It has been perfectly normal for much of U.S. history for sixteen or seventeen year old women to marry older men, and it is a developmental fact that a sixteen year old woman, on average, is more mature than a sixteen year old boy and is probably, on average, at least as mature as an eighteen year old boy.

These couples are never subject to statutory rape charges, because the age of consent in New Jersey is sixteen years old.

If they marry, these women retain the privileges of "no fault divorce" (without parental permission as their marriage emancipates them) and will almost alway have more rights that protect them as spouses than as cohabiting girlfriends of their spouse's. Parents may have some legal authority over their sixteen and seventeen year old children, but their practical authority over them should not be overstated. Sixteen year olds can drive, can be legally hired to do most kinds of jobs that they are qualified in any way to do, and can usually rent an apartment if a co-signer can be obtained or if a landlord isn't very particular. As a result, if they do choose to divorce, they are likely to be able to manage as well as most other adults do at that point, and if they married at sixteen or seventeen years of age, they are likely to be quite close to being eighteen years old adults in any case, once they are actually divorced.

It is also worth keeping in mind in all of these "child marriage" cases that marriage grants a husband much less power of his wife in the United States than it does in many other counties. It does not give the husband the legal right to rape his wife. It does not give the husband any immunity of any kind from criminal or civil liability for assault, kidnapping, theft or other crimes or torts. It does not give the husband legal control over property titled in the wife's name (other than an inchoate interest in marital property upon divorce) and does not give him the right to claim her wages. It does not give the husband the right to insist that she cohabit with him or to prevent her from separating from him at any time.

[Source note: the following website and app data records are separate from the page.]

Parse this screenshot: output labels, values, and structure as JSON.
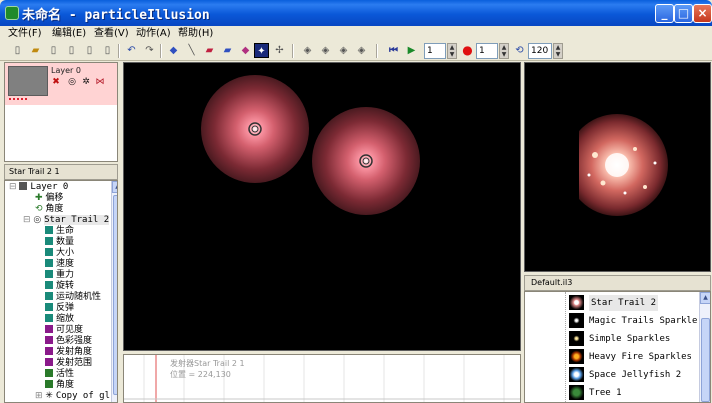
{
  "window": {
    "title": "未命名 - particleIllusion",
    "buttons": {
      "minimize": "_",
      "maximize": "□",
      "close": "×"
    }
  },
  "menu": [
    {
      "label": "文件(F)"
    },
    {
      "label": "编辑(E)"
    },
    {
      "label": "查看(V)"
    },
    {
      "label": "动作(A)"
    },
    {
      "label": "帮助(H)"
    }
  ],
  "toolbar": {
    "frame_value": "1",
    "record_value": "1",
    "loop_value": "120"
  },
  "layer_panel": {
    "layer_name": "Layer 0"
  },
  "tree": {
    "header": "Star Trail 2 1",
    "items": [
      {
        "label": "Layer 0",
        "color": "#555555"
      },
      {
        "label": "偏移",
        "color": "#2a7a2a"
      },
      {
        "label": "角度",
        "color": "#2a7a2a"
      },
      {
        "label": "Star Trail 2",
        "color": "#555555"
      },
      {
        "label": "生命",
        "color": "#1a8a7a"
      },
      {
        "label": "数量",
        "color": "#1a8a7a"
      },
      {
        "label": "大小",
        "color": "#1a8a7a"
      },
      {
        "label": "速度",
        "color": "#1a8a7a"
      },
      {
        "label": "重力",
        "color": "#1a8a7a"
      },
      {
        "label": "旋转",
        "color": "#1a8a7a"
      },
      {
        "label": "运动随机性",
        "color": "#1a8a7a"
      },
      {
        "label": "反弹",
        "color": "#1a8a7a"
      },
      {
        "label": "缩放",
        "color": "#1a8a7a"
      },
      {
        "label": "可见度",
        "color": "#8a1a8a"
      },
      {
        "label": "色彩强度",
        "color": "#8a1a8a"
      },
      {
        "label": "发射角度",
        "color": "#8a1a8a"
      },
      {
        "label": "发射范围",
        "color": "#8a1a8a"
      },
      {
        "label": "活性",
        "color": "#2a7a2a"
      },
      {
        "label": "角度",
        "color": "#2a7a2a"
      },
      {
        "label": "Copy of gl",
        "color": "#555555"
      }
    ]
  },
  "timeline": {
    "emitter_label": "发射器Star Trail 2 1",
    "position_label": "位置 = 224,130"
  },
  "library": {
    "header": "Default.il3",
    "items": [
      {
        "label": "Star Trail 2"
      },
      {
        "label": "Magic Trails Sparkle"
      },
      {
        "label": "Simple Sparkles"
      },
      {
        "label": "Heavy Fire Sparkles"
      },
      {
        "label": "Space Jellyfish 2"
      },
      {
        "label": "Tree 1"
      }
    ]
  },
  "colors": {
    "titlebar": "#0a58d8",
    "layer_selected": "#ffd3d3",
    "emitter_glow": "#c8707a"
  }
}
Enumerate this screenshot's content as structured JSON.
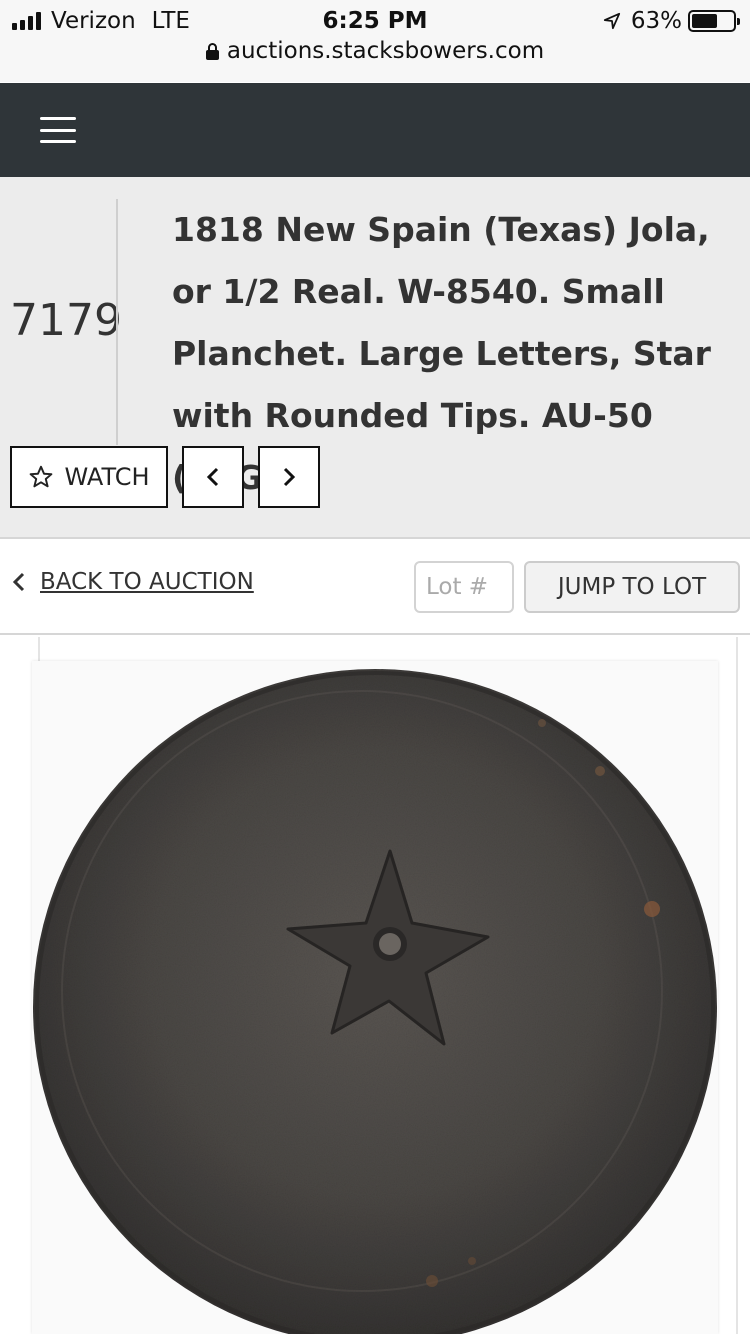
{
  "status_bar": {
    "carrier": "Verizon",
    "network": "LTE",
    "time": "6:25 PM",
    "battery_percent": "63%",
    "battery_level": 0.63,
    "icons": [
      "signal-icon",
      "location-arrow-icon",
      "battery-icon"
    ]
  },
  "browser": {
    "url": "auctions.stacksbowers.com",
    "icons": [
      "lock-icon"
    ]
  },
  "navbar": {
    "icons": [
      "hamburger-menu-icon"
    ],
    "background": "#2f3539"
  },
  "lot": {
    "number": "7179",
    "title": "1818 New Spain (Texas) Jola, or 1/2 Real. W-8540. Small Planchet. Large Letters, Star with Rounded Tips. AU-50 (PCGS).",
    "watch_label": "WATCH",
    "icons": [
      "star-outline-icon",
      "chevron-left-icon",
      "chevron-right-icon"
    ]
  },
  "navigation": {
    "back_label": "BACK TO AUCTION",
    "lot_input_placeholder": "Lot #",
    "jump_label": "JUMP TO LOT",
    "icons": [
      "chevron-left-icon"
    ]
  },
  "image": {
    "subject": "coin-photo",
    "colors": {
      "coin": "#4a4744",
      "star": "#3a3735",
      "card_bg": "#fafafa"
    }
  }
}
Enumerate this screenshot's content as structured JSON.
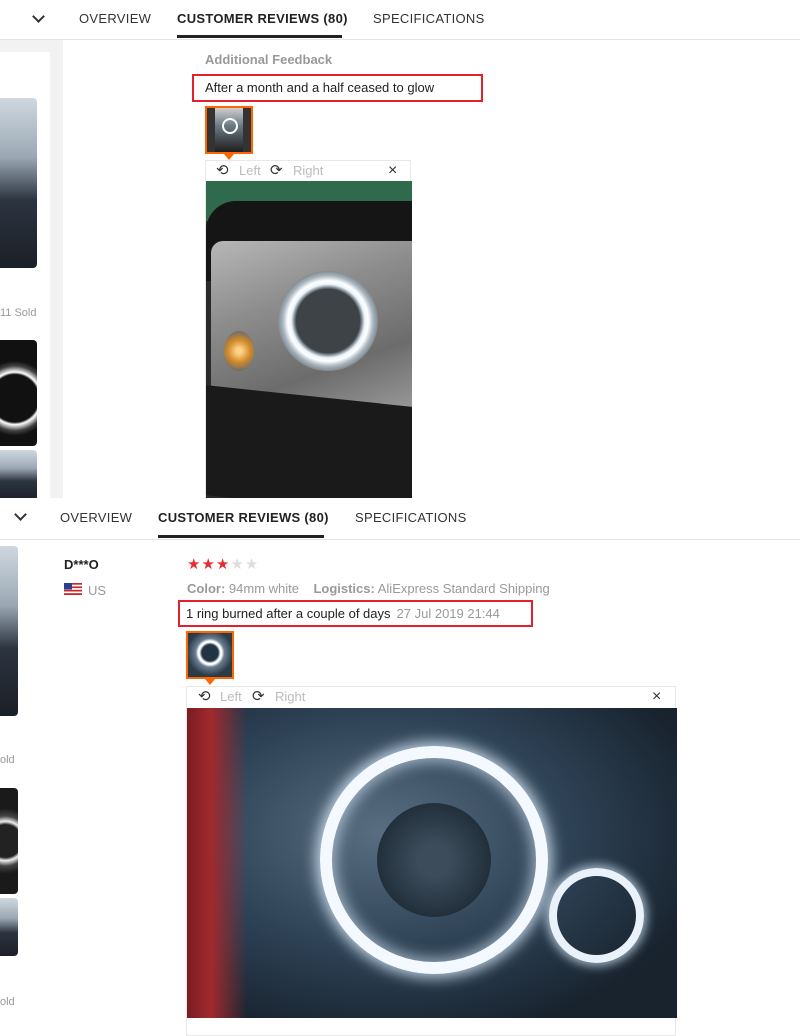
{
  "tabs": {
    "overview": "OVERVIEW",
    "reviews": "CUSTOMER REVIEWS (80)",
    "specs": "SPECIFICATIONS"
  },
  "left_strip": {
    "sold_1": "11 Sold",
    "sold_2": "old",
    "sold_3": "old"
  },
  "review1": {
    "section_label": "Additional Feedback",
    "text": "After a month and a half ceased to glow",
    "viewer": {
      "left": "Left",
      "right": "Right",
      "close": "×"
    }
  },
  "review2": {
    "user": "D***O",
    "country": "US",
    "rating": 3,
    "rating_max": 5,
    "color_label": "Color:",
    "color_value": "94mm white",
    "logistics_label": "Logistics:",
    "logistics_value": "AliExpress Standard Shipping",
    "text": "1 ring burned after a couple of days",
    "date": "27 Jul 2019 21:44",
    "viewer": {
      "left": "Left",
      "right": "Right",
      "close": "×"
    }
  },
  "colors": {
    "accent_orange": "#ff6600",
    "highlight_red": "#e3202e",
    "star_red": "#e62e2e"
  },
  "icons": [
    "chevron-down-icon",
    "rotate-left-icon",
    "rotate-right-icon",
    "close-icon",
    "star-icon",
    "us-flag-icon"
  ]
}
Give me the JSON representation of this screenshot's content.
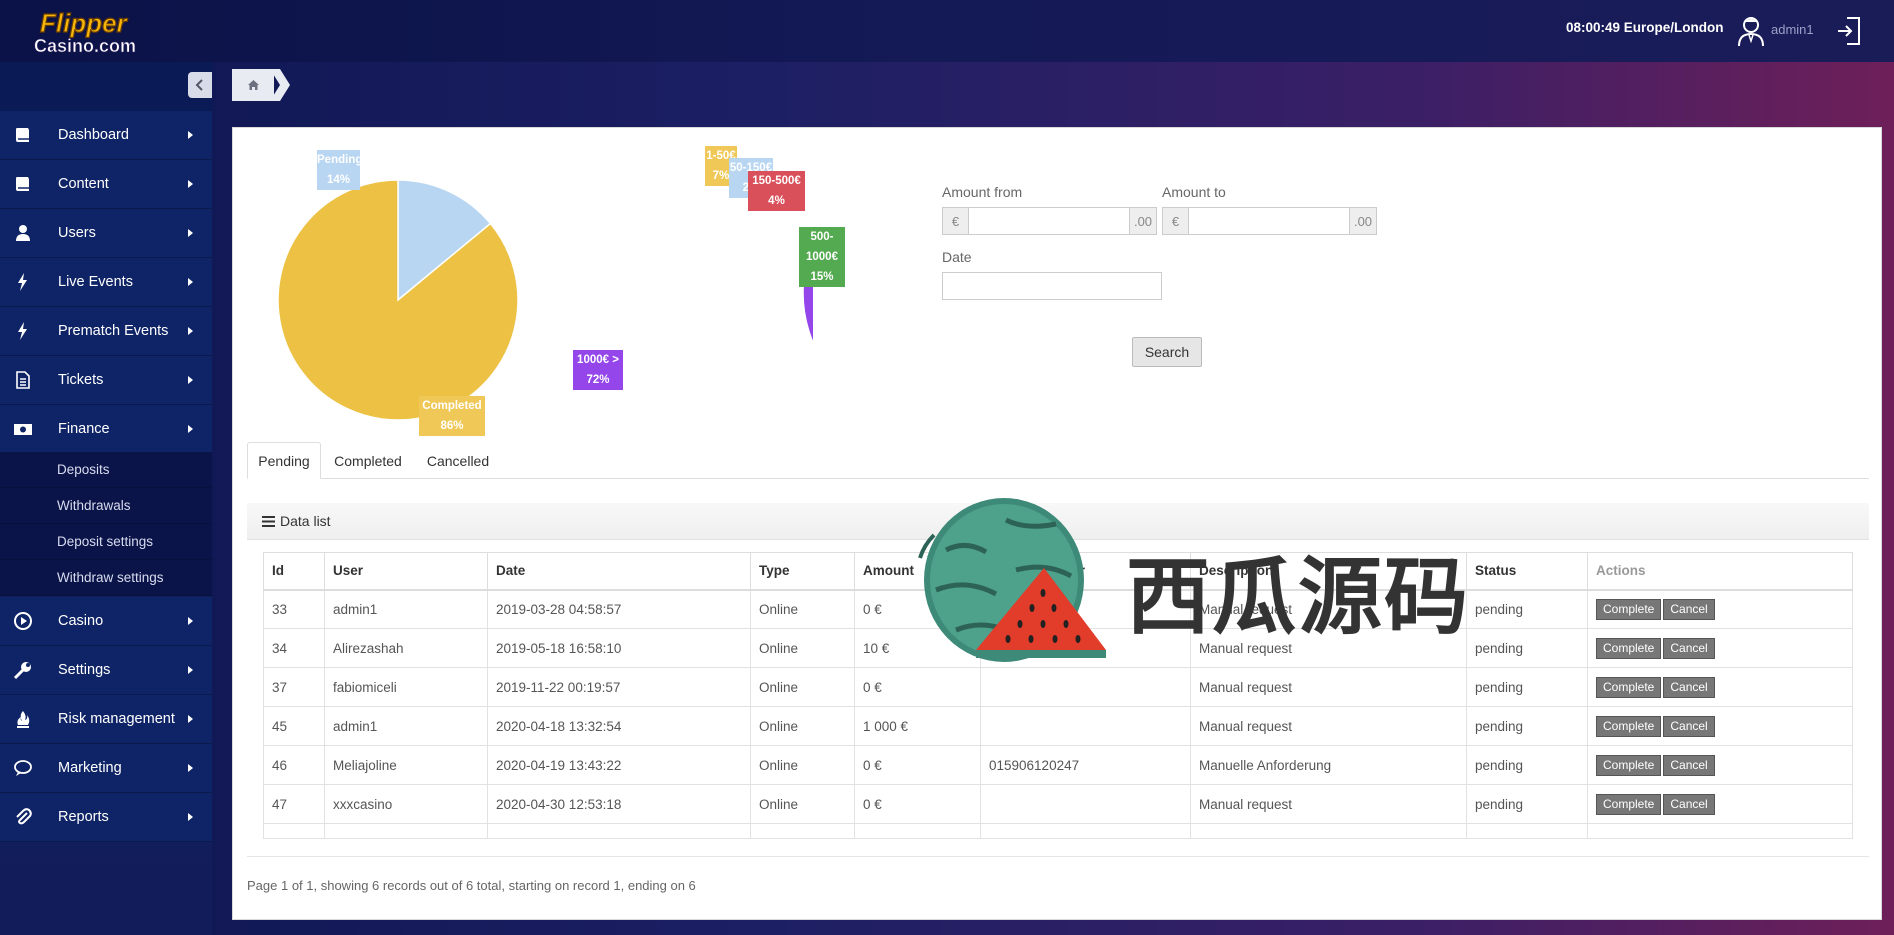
{
  "header": {
    "logo_text": "Flipper Casino.com",
    "clock": "08:00:49 Europe/London",
    "user": "admin1"
  },
  "sidebar": {
    "items": [
      {
        "label": "Dashboard",
        "icon": "book-icon"
      },
      {
        "label": "Content",
        "icon": "book-icon"
      },
      {
        "label": "Users",
        "icon": "user-icon"
      },
      {
        "label": "Live Events",
        "icon": "bolt-icon"
      },
      {
        "label": "Prematch Events",
        "icon": "bolt-icon"
      },
      {
        "label": "Tickets",
        "icon": "document-icon"
      },
      {
        "label": "Finance",
        "icon": "money-icon"
      },
      {
        "label": "Casino",
        "icon": "play-icon"
      },
      {
        "label": "Settings",
        "icon": "wrench-icon"
      },
      {
        "label": "Risk management",
        "icon": "fire-icon"
      },
      {
        "label": "Marketing",
        "icon": "chat-icon"
      },
      {
        "label": "Reports",
        "icon": "paperclip-icon"
      }
    ],
    "finance_subitems": [
      "Deposits",
      "Withdrawals",
      "Deposit settings",
      "Withdraw settings"
    ]
  },
  "chart_data": [
    {
      "type": "pie",
      "slices": [
        {
          "label": "Pending",
          "value": 14,
          "color": "#b8d6f1"
        },
        {
          "label": "Completed",
          "value": 86,
          "color": "#ecc144"
        }
      ]
    },
    {
      "type": "pie",
      "slices": [
        {
          "label": "1-50€",
          "value": 7,
          "color": "#ecc144"
        },
        {
          "label": "50-150€",
          "value": 2,
          "color": "#b8d6f1"
        },
        {
          "label": "150-500€",
          "value": 4,
          "color": "#d9505a"
        },
        {
          "label": "500-1000€",
          "value": 15,
          "color": "#54aa50"
        },
        {
          "label": "1000€ >",
          "value": 72,
          "color": "#9446ea"
        }
      ]
    }
  ],
  "filters": {
    "amount_from_label": "Amount from",
    "amount_to_label": "Amount to",
    "date_label": "Date",
    "currency_addon": "€",
    "decimal_addon": ".00",
    "search_label": "Search"
  },
  "tabs": [
    "Pending",
    "Completed",
    "Cancelled"
  ],
  "datalist_title": "Data list",
  "table": {
    "headers": [
      "Id",
      "User",
      "Date",
      "Type",
      "Amount",
      "Phone Number",
      "Description",
      "Status",
      "Actions"
    ],
    "rows": [
      [
        "33",
        "admin1",
        "2019-03-28 04:58:57",
        "Online",
        "0 €",
        "",
        "Manual request",
        "pending"
      ],
      [
        "34",
        "Alirezashah",
        "2019-05-18 16:58:10",
        "Online",
        "10 €",
        "",
        "Manual request",
        "pending"
      ],
      [
        "37",
        "fabiomiceli",
        "2019-11-22 00:19:57",
        "Online",
        "0 €",
        "",
        "Manual request",
        "pending"
      ],
      [
        "45",
        "admin1",
        "2020-04-18 13:32:54",
        "Online",
        "1 000 €",
        "",
        "Manual request",
        "pending"
      ],
      [
        "46",
        "Meliajoline",
        "2020-04-19 13:43:22",
        "Online",
        "0 €",
        "015906120247",
        "Manuelle Anforderung",
        "pending"
      ],
      [
        "47",
        "xxxcasino",
        "2020-04-30 12:53:18",
        "Online",
        "0 €",
        "",
        "Manual request",
        "pending"
      ]
    ],
    "complete_label": "Complete",
    "cancel_label": "Cancel"
  },
  "pager_text": "Page 1 of 1, showing 6 records out of 6 total, starting on record 1, ending on 6",
  "watermark_text": "西瓜源码"
}
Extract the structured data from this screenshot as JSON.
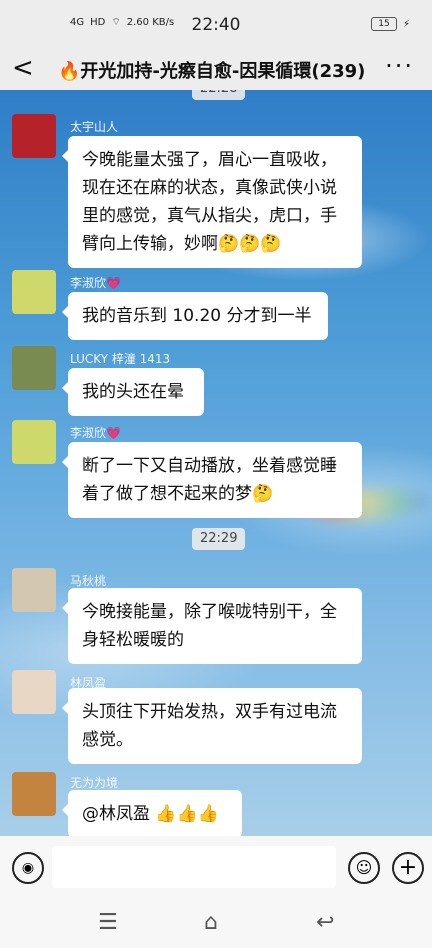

The rights of a husband and wife with regard to their children are the same as the rights of an unmarried pair of parents for whom there is acknowledged paternity.

Simply put, there is little reason to think that the requirement of parental consent to marry when a young woman is sixteen or seventeen years old facilitates a significant number of involuntary weddings. And, even if legal marriage were prohibited in the cases where parents have such power over their late teenaged daughters that they can force them to marry in the United States, it is likely that the young women would have been forced into religious marriages without any of a legal benefits of a civil marriage, in any case.

Bottom Line

There are certainly many places in the world in Asia and Africa where girls and young women are forced by their parents into marriages to which they do not meaningfully consent, and those women then go on to have negative experiences as a result, ranging from marital rape and domestic violence to childbearing before the mothers are developmentally ready to have children, to losses of economic and educational opportunities, to loss of autonomy and happiness in life.

This is not the norm in the United States at this time, and it is understandable that someone might b concerned that these undesirable practices could be exported to the United States by immigrant populations or by extremist (by U.S. standards) religious groups.

But, because of the way that the institution of marriage has evolved in recent U.S. history, and because of the nature of the legal safeguards in place in cases of marriages by minors, these relatively rare marriages are not something about which great public concern is appropriate. 

If anything, the bar to marriage by minors where it is appropriate is set too high and pregnant teens are more often harmed by a failure to marry than by being given permission from a judge or a parent to marry. The fact that significantly less than 6% of mothers in New Jersey who have children under the age of eighteen are married, when the economic benefit of doing so to the mother are very often positive, suggests that child marriage is too hard to get, rather than too common, in New Jersey.